Catalonia's high court has convicted four pro-independence MPs for disobedience of court orders in the run-up to the 2017 Catalan independence referendum. Lluís Guinó, Ramona Barrufet, Anna Simó and Lluís Corominas, members of the Catalan Parliament's procedural committee, the Bureau, were found guilty. A fifth MP, judged as part of the same trial but not a member of the Bureau, Mireia Boya (CUP) was acquitted.
The court sentenced all four former members of the Bureau to 20 months of disqualification from holding elected public office and a fine of 30,000 euros each. Thus, none of the four can run in the next Catalan election, due on February 14th 2021.
The verdict was as expected after last year's sentencing of the then-speaker of the Catalan Parliament, Carme Forcadell - also the chair of the Bureau - to eleven and a half years in prison for sedition. There was no suggestion of a possible acquittal. The entire case is based on the same complaint laid by public prosecutors for which Forcadell was sent to jail.
On the other hand, the court acquitted former CUP deputy Mireia Boya because, it says, that she was not nominally warned by the Constitutional Court and the degree of her involvement in the events was not compatible with an offence of disobedience.
The sentence obliges the four formers MPs to pay one-tenth of court costs. The trial was held on July 21st, 22nd and 24th, 2020. The court was composed of three judges: Jesús María Barrientos, Jordi Seguí and Carlos Ramos, with the last-named acting as judge spokesperson.
The basis of the sentence
The verdicts and sentences are based on the decrees approved by the Parliament of Catalonia in autumn 2017. The ruling says that although the accords passed by the Bureau on October 27th and November 3rd were annulled, the chamber finally approved them in disobedience to the Constitutional Court.
In fact, the ruling is nothing less than a blow by blow chronology of all the relevant events in the months leading up to the 1st October referendum. From resolutions of the Bureau that were legally challenged but then passed by the parliamentary chamber, to the judicial journey which they then were sent on until their annulment by the Constitutional Court, with all the political actors who were involved, both in terms of appeals and in applying the decrees themselves.
The text of today's ruling explains how, despite the fact that the legality under Spanish law of the Catalan parliamentary decisions had been challenged, the measures that were included in the decrees began to be applied with the approval of the majority of the Catalan Parliament, which was pro-independence. The ruling also notes all the judicial warnings given to the parliamentarians, both to the accused and to the parliamentary legal counsel.
In July 2016, in the early months of the legislature, the resolutions of the commission set up to study the constituent process for Catalonia, which were published in Parliament's official gazette, were, for the Catalan high court, a "clear and obvious breach" of the Constitutional Court's resolution, as were also warnings included in its ruling of 11th November that year: "Although the Constitutional Court had informed in its ruling that the content of the conclusions of the Commission of Study ... "clearly" contravened its mandate, all the defendants consented to the Parliament of Catalonia ratifying them in the plenary session of July 27th, 2016 giving rise to Resolution 263/XI".
Ever since the first accusation on these matters was made against the speaker, Carme Forcadell, defence lawyers have always appealed to the inviolability of the Catalan parliament as justification for going ahead.
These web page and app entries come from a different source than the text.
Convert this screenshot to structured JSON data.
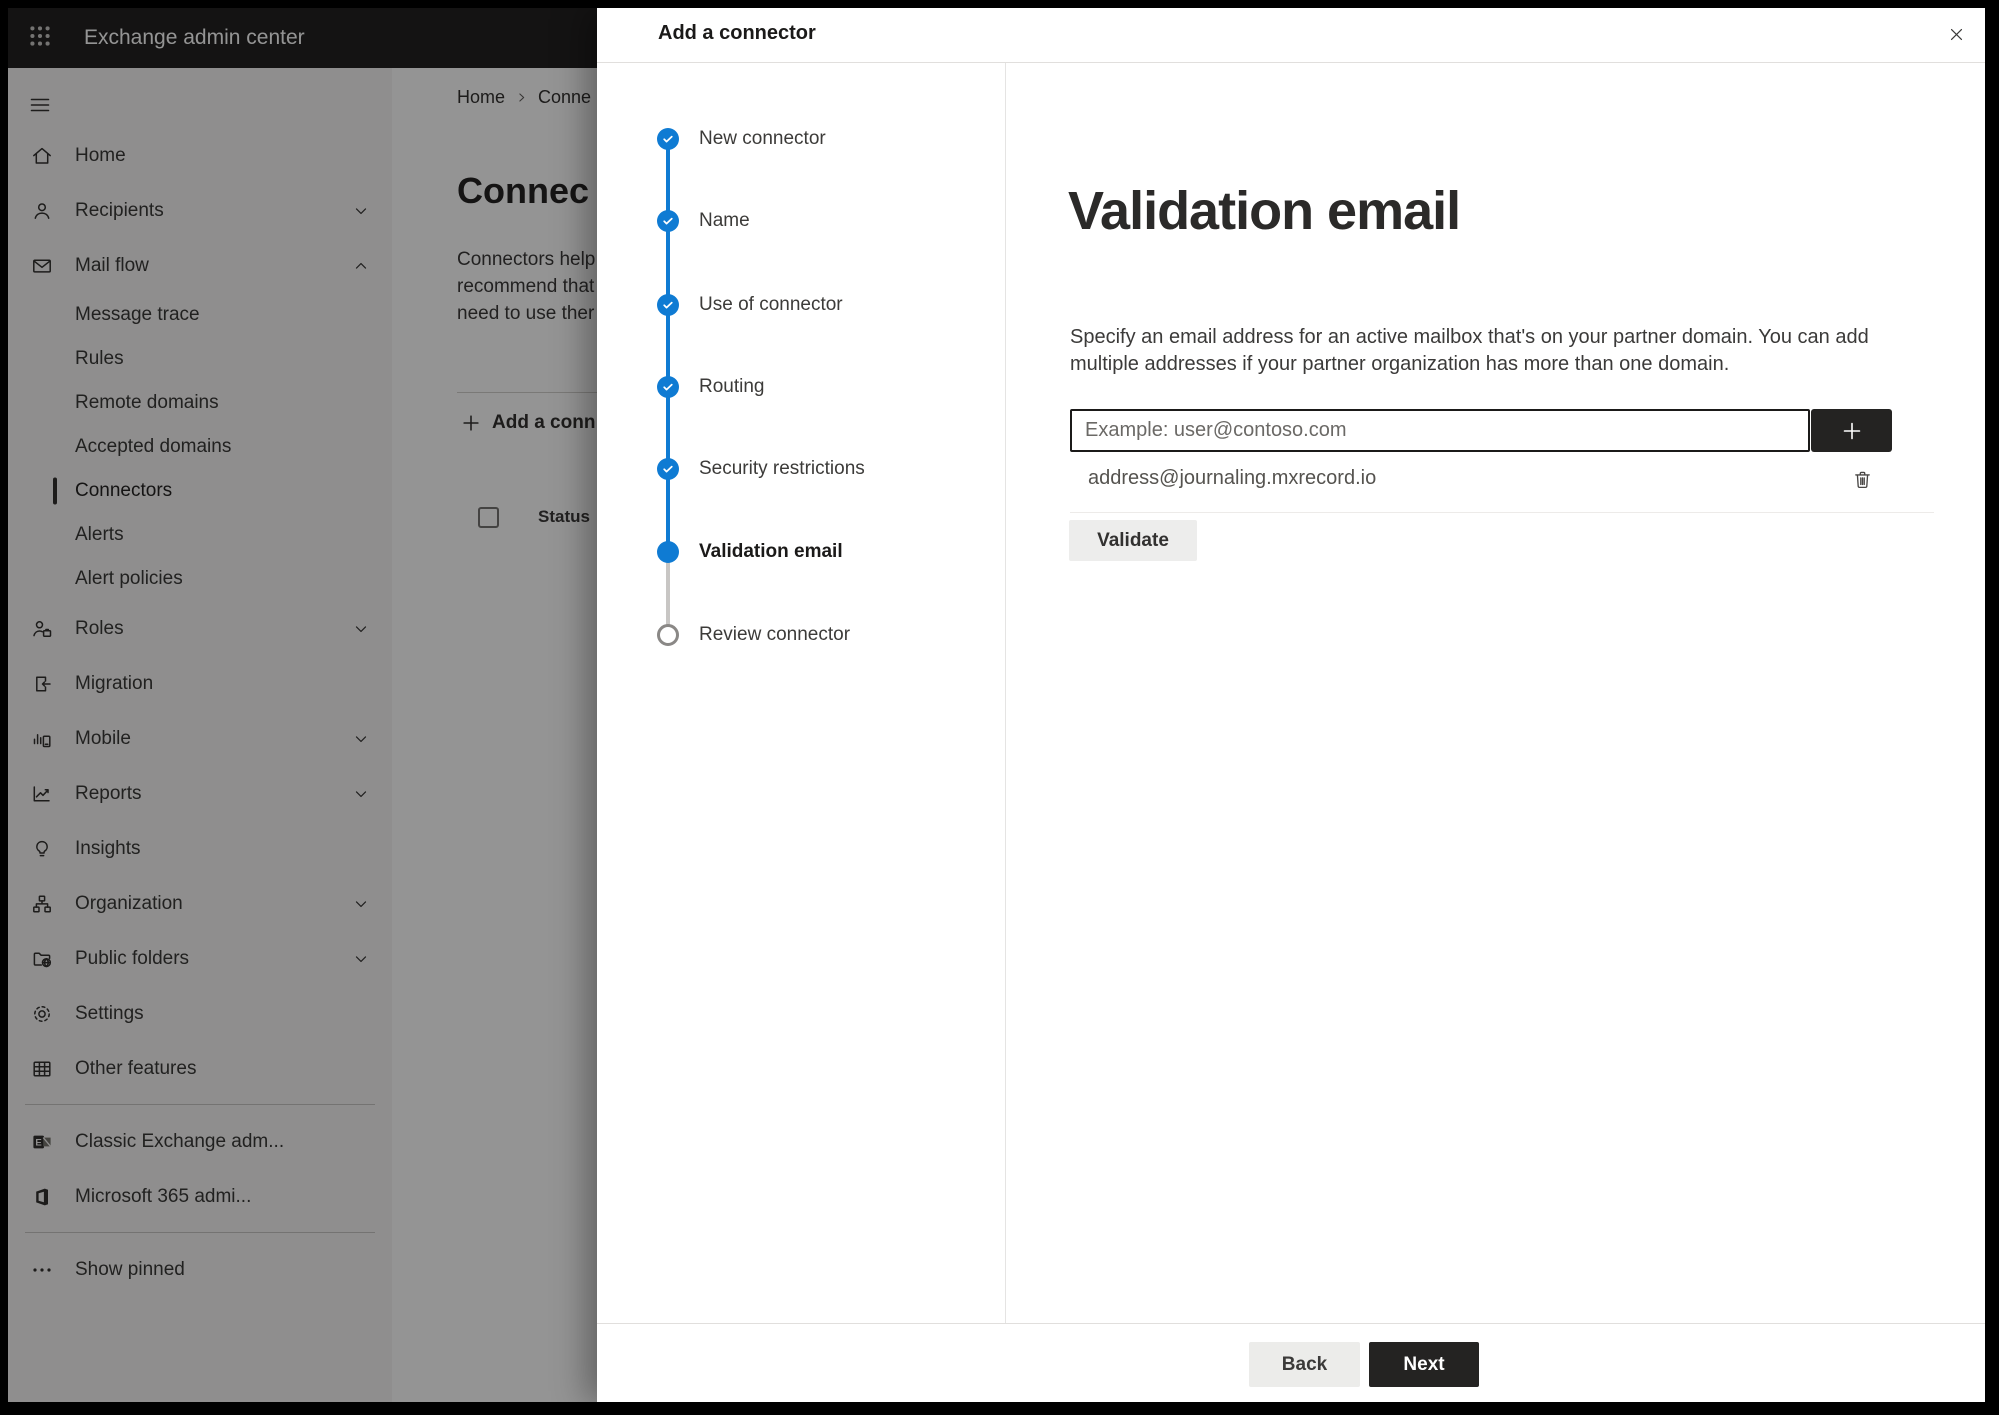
{
  "topbar": {
    "app_name": "Exchange admin center"
  },
  "sidebar": {
    "items": [
      {
        "label": "Home",
        "icon": "home",
        "kind": "main"
      },
      {
        "label": "Recipients",
        "icon": "person",
        "kind": "main",
        "chevron": "down"
      },
      {
        "label": "Mail flow",
        "icon": "mail",
        "kind": "main",
        "chevron": "up"
      },
      {
        "label": "Message trace",
        "kind": "sub"
      },
      {
        "label": "Rules",
        "kind": "sub"
      },
      {
        "label": "Remote domains",
        "kind": "sub"
      },
      {
        "label": "Accepted domains",
        "kind": "sub"
      },
      {
        "label": "Connectors",
        "kind": "sub",
        "selected": true
      },
      {
        "label": "Alerts",
        "kind": "sub"
      },
      {
        "label": "Alert policies",
        "kind": "sub"
      },
      {
        "label": "Roles",
        "icon": "roles",
        "kind": "main",
        "chevron": "down"
      },
      {
        "label": "Migration",
        "icon": "migration",
        "kind": "main"
      },
      {
        "label": "Mobile",
        "icon": "mobile",
        "kind": "main",
        "chevron": "down"
      },
      {
        "label": "Reports",
        "icon": "reports",
        "kind": "main",
        "chevron": "down"
      },
      {
        "label": "Insights",
        "icon": "insights",
        "kind": "main"
      },
      {
        "label": "Organization",
        "icon": "organization",
        "kind": "main",
        "chevron": "down"
      },
      {
        "label": "Public folders",
        "icon": "public-folders",
        "kind": "main",
        "chevron": "down"
      },
      {
        "label": "Settings",
        "icon": "settings",
        "kind": "main"
      },
      {
        "label": "Other features",
        "icon": "grid",
        "kind": "main"
      },
      {
        "kind": "divider"
      },
      {
        "label": "Classic Exchange adm...",
        "icon": "classic-exchange",
        "kind": "main"
      },
      {
        "label": "Microsoft 365 admi...",
        "icon": "m365",
        "kind": "main"
      },
      {
        "kind": "divider"
      },
      {
        "label": "Show pinned",
        "icon": "dots",
        "kind": "main"
      }
    ]
  },
  "page": {
    "breadcrumb_home": "Home",
    "breadcrumb_current": "Conne",
    "title": "Connec",
    "paragraph_lines": [
      "Connectors help",
      "recommend that",
      "need to use ther"
    ],
    "add_button_label": "Add a conn",
    "status_header": "Status"
  },
  "modal": {
    "title": "Add a connector",
    "steps": [
      {
        "label": "New connector",
        "state": "done"
      },
      {
        "label": "Name",
        "state": "done"
      },
      {
        "label": "Use of connector",
        "state": "done"
      },
      {
        "label": "Routing",
        "state": "done"
      },
      {
        "label": "Security restrictions",
        "state": "done"
      },
      {
        "label": "Validation email",
        "state": "current"
      },
      {
        "label": "Review connector",
        "state": "todo"
      }
    ],
    "content": {
      "heading": "Validation email",
      "description_lines": [
        "Specify an email address for an active mailbox that's on your partner domain. You can add",
        "multiple addresses if your partner organization has more than one domain."
      ],
      "email_placeholder": "Example: user@contoso.com",
      "added_addresses": [
        "address@journaling.mxrecord.io"
      ],
      "validate_button": "Validate"
    },
    "footer": {
      "back_label": "Back",
      "next_label": "Next"
    }
  },
  "colors": {
    "accent_blue": "#0f7bd3",
    "dark_button": "#242322",
    "done_line": "#0f7bd3",
    "todo_line": "#c8c6c4"
  }
}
But until now, no court has ruled on this. The Catalan high court today ruled that there can be no inviolability when the law is being violated: "Based on the unfounded assertion that the essence of the current case is 'the judicialization and criminalization of events of a political nature as a response to the State by a dissident ideology', the defence cases invoked 'the parliamentary prerogative of inviolability', which is [legally provided for] in order to preserve parliament's ability to form its own views freely in its function as representative of the Catalan people and in order to avoid it being determined by the other powers of the Spanish state, the judicial power included, something which becomes an essential guarantee of the separation of powers, vital in the democratic conception of very state under rule of law".
The court explains in its judgement on this claim that the exclusion of parliamentary inviolability in these cases does not violate parliamentary autonomy, because scuh autonomy cannot stand as a reason to avoid compliance with the decisions of Spain's Constitutional Court, nor can it serve in any way as an argument for the autonomous parliament to consider itself legitimately entitled to violate the constitutional order, nor can it compromise the exercise of the guaranteed right of participation of political representatives, as it is "the obligatory consequence of the submission to the Constitution of all public authorities", and nor can it be said, finally, that the decisions taken with the participation of the accused in the Bureau of the Parliament of Catalonia against the warnings of the Constitutional Court are protected by freedom of expression, since they were adopted against the constitutional framework".